What you say to the police matters. You may have the right to yell rude things at police officers, but anything you say can (and will) be held against you. If you mouth off a police officer, it can give them an excuse to arrest you. Be careful not to cross the line into speech that is not protected by the First Amendment.
You may need a permit for protests in certain areas, but generally you are free to act without one. You can operate in Ohio on sidewalks and public streets without a permit so long as you obey traffic and pedestrian signals. If you will block traffic in any way, you are required to have a pre-approved permit, so sidewalks are usually a safer choice. However, you are generally not permitted to maliciously obstruct or detain passers-by, and you must allow enough space on the sidewalk for normal pedestrian traffic.
You may give out leaflets or other literature and engage in debate with passers-by as long as entrances to buildings are not blocked and passers-by are not physically and maliciously detained. Just remember that a permit may be required for a table or another physical structure, such as a platform.
You do have the right to film a protest. You have the right to photograph anything that is in plain view when you are lawfully present in any public space. Police officers do not have the right to confiscate any footage or pictures or force you to delete footage. However, this right is not maintained on private property. If you are asked to stop filming and refuse, you should be aware that you may be arrested on obstruction charges.
Counter-protests are permitted by law, and both parties are not permitted to physically interrupt the others activities. Police are allowed, however, to create a barrier between opposing groups to maintain order.
Civil disobedience is generally outside the realm of constitutional protections, and you can be arrested for these actions. It may be a political action to lay down in a road and block traffic, but it is not generally considered to be covered under the First Amendment. This means that if you plan any action that breaks a law in an act of civil disobedience, you should be prepared to face potential consequences.
Police do have the authority to limit access to places where crimes are underway to protect public safety, but this is very limited. Generally, you should be able to continue to protest peacefully so long as the level of crime is not major. This does mean, however, if violence breaks out in your protest, it can be shut down.
You are required to provide police with your name, address, and date of birth on request. Refusing can lead to your arrest.
If you are arrested, stay calm and remember that you do not have to answer questions without a lawyer. Do not resist arrest, as it can lead to worse charges. You have the right to remain silent and wait for representation. You do not have to consent to a search, but officers are allowed to pat you down for their protection if you are, in fact, being arrested.

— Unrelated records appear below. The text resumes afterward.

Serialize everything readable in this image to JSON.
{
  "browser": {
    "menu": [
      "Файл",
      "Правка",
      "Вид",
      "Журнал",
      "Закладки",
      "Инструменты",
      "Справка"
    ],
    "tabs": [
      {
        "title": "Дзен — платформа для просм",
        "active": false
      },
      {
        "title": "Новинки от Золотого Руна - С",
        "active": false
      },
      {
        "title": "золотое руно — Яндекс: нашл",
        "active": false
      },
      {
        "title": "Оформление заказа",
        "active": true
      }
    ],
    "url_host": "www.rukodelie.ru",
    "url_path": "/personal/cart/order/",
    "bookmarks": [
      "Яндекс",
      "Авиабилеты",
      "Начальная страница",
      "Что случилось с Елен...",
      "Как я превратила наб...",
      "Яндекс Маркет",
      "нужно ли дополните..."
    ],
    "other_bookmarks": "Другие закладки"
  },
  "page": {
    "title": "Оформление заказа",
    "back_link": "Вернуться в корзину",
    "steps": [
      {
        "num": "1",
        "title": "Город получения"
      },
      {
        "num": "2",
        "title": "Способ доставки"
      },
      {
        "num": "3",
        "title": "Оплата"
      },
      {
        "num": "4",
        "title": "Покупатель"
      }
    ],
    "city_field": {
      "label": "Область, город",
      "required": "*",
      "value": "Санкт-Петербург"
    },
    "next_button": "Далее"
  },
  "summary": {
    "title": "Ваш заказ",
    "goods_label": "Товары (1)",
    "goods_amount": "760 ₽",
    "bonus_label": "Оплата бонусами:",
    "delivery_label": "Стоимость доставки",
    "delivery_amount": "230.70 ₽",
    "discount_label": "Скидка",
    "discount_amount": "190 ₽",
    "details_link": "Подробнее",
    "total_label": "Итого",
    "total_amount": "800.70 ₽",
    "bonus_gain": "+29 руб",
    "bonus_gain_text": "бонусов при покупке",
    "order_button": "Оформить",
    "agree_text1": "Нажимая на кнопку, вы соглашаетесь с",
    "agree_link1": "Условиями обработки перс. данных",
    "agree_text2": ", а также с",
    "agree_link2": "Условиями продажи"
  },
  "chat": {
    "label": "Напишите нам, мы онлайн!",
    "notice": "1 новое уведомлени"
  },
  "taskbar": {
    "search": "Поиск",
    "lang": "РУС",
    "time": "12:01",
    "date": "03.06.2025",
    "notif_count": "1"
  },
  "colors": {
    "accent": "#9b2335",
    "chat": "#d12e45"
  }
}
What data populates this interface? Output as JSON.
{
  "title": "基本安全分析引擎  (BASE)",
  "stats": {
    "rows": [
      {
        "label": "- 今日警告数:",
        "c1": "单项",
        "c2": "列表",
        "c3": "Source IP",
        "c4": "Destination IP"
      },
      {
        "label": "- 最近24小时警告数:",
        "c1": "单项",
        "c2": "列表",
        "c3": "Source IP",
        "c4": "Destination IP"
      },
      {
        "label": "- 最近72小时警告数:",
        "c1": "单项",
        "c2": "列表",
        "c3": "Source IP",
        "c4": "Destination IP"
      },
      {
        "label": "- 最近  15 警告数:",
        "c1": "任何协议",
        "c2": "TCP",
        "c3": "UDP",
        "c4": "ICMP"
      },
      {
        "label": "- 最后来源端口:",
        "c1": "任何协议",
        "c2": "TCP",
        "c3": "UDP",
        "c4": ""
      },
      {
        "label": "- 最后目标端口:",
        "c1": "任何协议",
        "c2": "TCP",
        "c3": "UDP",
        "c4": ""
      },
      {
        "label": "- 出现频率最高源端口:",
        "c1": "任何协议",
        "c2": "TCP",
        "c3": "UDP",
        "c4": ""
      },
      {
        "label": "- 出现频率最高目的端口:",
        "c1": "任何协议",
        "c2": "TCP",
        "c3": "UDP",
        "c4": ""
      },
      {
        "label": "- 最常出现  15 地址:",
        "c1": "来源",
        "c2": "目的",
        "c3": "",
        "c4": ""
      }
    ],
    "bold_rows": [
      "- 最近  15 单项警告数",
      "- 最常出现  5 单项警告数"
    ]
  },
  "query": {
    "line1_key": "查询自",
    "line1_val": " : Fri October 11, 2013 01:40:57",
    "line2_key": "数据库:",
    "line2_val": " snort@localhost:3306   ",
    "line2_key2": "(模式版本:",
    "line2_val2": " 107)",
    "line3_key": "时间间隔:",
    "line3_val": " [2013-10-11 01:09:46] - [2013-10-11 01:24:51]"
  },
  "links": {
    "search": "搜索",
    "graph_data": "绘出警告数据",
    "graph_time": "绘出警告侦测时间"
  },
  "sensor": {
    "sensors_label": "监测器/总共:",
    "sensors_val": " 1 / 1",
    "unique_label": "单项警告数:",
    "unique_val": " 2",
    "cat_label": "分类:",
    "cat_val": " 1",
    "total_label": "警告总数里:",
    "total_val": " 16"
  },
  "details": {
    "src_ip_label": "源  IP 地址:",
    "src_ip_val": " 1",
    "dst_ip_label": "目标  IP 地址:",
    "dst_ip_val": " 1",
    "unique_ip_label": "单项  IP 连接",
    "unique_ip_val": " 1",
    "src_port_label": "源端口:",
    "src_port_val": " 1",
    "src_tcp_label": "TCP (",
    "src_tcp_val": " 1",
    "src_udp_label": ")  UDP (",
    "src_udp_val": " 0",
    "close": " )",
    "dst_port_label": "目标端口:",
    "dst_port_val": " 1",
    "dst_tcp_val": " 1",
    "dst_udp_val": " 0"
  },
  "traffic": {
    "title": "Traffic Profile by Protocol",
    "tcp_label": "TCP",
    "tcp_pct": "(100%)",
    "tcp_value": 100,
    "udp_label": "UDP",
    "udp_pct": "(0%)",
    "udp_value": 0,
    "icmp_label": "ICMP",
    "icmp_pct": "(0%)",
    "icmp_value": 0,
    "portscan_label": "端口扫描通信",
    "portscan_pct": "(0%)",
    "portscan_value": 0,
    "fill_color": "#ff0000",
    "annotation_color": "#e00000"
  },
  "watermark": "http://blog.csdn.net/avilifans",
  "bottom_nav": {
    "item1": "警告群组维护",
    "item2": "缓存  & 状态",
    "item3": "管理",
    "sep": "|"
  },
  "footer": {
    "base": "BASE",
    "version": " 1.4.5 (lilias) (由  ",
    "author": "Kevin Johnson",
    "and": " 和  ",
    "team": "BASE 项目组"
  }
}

Press coverage of protests is permitted under the First Amendment. The press has a right to report on anything that happens at a protest, including police actions. Infringing on this right is illegal an often a source of controversy.
In general, you maintain the right to protest peacefully except under extreme circumstances. Please note that none of the above information should be construed as legal advice, merely a discussion of what potential actions are available if you happen to interact with law enforcement during a protest.
If you feel that your rights to protest are being violated, consider legal representation. We believe that no one should ever have his or her First Amendment rights compromised. If you are not sure about your rights, you can always contact Columbus criminal lawyer Ben Luftman at for a free consultation.